these devices as they were described, explosive devices, were found
and the Senator and the Ambassador were visiting there, several hours
later during the day.
Q: Do you know whether they were aware of these devices before or
during the time of their visit?
MR. REEKER: I'm not. As I said, the Embassy is very much aware that
the area frequently has devices that - such explosive devices are
frequently found in this area. It's an area of extensive activity by
illegally armed groups, as I noted. So I think the Embassy, in
security arrangements they make, take that into full consideration,
obviously, at all times whenever anybody is traveling to visit there.
Q: Can you give some indication of how close or how far the Senator
and the Ambassador were from the devices?
MR. REEKER: I really can't. I don't believe there was any connection
at all and I don't know what other devices in an area, as they said,
where these devices are frequently found, might be. As I said, the
Embassy and the Senator have both indicated they didn't feel there was
any connection to them, so they obviously weren't making any
comparison of locations of these things at any given time.
Q: I'm slightly confused. You said they flew to the town. Did they fly
to the town instead of driving because these bombs were changed? Or
did they always intend to fly?
MR. REEKER: According to the Embassy statement, they traveled to the
town via air and did not travel along the road near which the
explosive devices were found, nor had they planned to do so. And,
again, you can get a copy. We will be able to give you a copy of the
Embassy statement, which said just that.
Q: On Colombia but another subject? The Ambassador Patterson has said
yesterday that the FARC and the paramilitary groups are working in
Colombia as the big drug cartels used to do. She said they have under
control the whole process of exportation of the drug. She said also
the United States are going to ask for the extradition of the members
of the guerilla and paramilitary groups that are involved in
narco-trafficking. Do you have any comments on that?
MR. REEKER: I don't have anything. I don't believe there is anything
particularly new there at all, and I think Ambassador Pickering
covered virtually all of that subject when he briefed last week.
Q: She was talking about the connection between the FARC and the
MR. REEKER: We put out a statement about that - which date, Chuck? --
a couple of days ago, on the 29th, we put out a statement noting that.
Q: But the statement didn't say anything about this part of the
extradition for the - the petition of extradition --
MR. REEKER: I'm afraid I just don't have anything on that.
Q: Is it the case also that the Intelligence Agency here have evidence
that can prove that the FARC are the new cartel, that is new --
MR. REEKER: Well, I think we have discussed at great length the links
between the FARC and narco-trafficking in Colombia.

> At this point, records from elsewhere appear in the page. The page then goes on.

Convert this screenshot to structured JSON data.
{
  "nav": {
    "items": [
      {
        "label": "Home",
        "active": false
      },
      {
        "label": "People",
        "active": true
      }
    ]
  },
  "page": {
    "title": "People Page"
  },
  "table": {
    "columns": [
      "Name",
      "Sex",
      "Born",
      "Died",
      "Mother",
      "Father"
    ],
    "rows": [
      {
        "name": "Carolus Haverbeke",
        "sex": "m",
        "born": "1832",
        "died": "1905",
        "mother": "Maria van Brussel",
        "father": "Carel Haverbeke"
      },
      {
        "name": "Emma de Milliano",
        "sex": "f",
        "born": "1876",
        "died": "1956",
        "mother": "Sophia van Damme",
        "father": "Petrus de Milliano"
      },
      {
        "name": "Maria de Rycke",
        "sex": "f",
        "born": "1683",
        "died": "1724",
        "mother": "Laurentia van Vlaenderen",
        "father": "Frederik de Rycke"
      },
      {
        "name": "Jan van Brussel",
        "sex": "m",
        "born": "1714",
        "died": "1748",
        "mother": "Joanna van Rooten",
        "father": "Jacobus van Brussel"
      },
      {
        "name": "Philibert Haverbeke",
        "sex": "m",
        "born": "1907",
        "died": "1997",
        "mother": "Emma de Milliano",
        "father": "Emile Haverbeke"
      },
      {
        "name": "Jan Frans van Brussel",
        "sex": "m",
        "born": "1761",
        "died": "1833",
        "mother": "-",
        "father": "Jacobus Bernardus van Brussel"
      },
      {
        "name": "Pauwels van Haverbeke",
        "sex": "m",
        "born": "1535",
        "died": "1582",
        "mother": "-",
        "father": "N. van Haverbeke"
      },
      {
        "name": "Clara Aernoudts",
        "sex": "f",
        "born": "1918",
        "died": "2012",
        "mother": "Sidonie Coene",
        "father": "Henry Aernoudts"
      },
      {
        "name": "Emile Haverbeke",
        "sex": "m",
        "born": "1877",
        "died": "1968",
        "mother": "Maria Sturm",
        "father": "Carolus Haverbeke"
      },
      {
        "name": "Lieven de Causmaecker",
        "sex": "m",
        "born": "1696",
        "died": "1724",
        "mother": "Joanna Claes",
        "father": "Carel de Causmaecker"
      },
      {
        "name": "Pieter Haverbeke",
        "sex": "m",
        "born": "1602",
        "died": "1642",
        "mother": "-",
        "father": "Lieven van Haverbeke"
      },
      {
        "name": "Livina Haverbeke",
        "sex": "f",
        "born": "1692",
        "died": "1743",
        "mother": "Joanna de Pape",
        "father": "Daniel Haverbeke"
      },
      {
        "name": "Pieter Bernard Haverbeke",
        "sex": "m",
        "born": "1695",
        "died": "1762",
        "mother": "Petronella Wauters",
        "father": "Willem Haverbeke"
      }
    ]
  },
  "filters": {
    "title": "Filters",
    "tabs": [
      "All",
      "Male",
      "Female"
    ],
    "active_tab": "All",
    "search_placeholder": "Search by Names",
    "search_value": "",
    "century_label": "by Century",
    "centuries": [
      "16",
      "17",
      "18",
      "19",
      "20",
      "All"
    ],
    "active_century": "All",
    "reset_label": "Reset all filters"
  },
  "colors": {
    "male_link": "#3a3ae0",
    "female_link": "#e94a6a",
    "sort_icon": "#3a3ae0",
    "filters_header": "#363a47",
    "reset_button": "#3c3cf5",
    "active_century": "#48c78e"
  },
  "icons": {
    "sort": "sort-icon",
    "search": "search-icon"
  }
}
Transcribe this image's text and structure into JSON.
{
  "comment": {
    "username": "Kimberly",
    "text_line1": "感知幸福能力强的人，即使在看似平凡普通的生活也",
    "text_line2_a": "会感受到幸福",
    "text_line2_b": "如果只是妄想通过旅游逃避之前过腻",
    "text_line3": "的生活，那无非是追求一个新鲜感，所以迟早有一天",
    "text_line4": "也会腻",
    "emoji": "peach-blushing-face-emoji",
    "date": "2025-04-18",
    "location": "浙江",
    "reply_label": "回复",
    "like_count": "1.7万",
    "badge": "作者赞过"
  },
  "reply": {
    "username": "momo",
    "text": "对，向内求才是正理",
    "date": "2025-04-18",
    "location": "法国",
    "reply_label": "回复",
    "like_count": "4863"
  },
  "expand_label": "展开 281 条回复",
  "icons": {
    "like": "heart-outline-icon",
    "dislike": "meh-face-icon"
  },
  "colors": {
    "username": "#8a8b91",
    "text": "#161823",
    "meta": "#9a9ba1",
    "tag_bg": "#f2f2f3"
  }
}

Ambassador
Pickering - again, I would be happy to get you a transcript of his
remarks from earlier in the week; Monday, I believe it was --
discussed that at great length, based on the recent visit he had to
Colombia. So I don't think there is anything new or surprising in any
of those comments.
Q: Yes, but now they are pointing FARC like a drug cartel; they are
saying that they are working as a cartel --
MR. REEKER: Again, I just don't think I want to read more into
anything. I think we have covered extensively our views on the scourge
of narco-traffickers in Colombia and what that means for our own
security, and certainly for Colombia's, and the connections to that to
the FARC, and I just don't have anything to add there. And I really
don't think there is anything particularly new there.
(The briefing was concluded at 2:15 p.m.)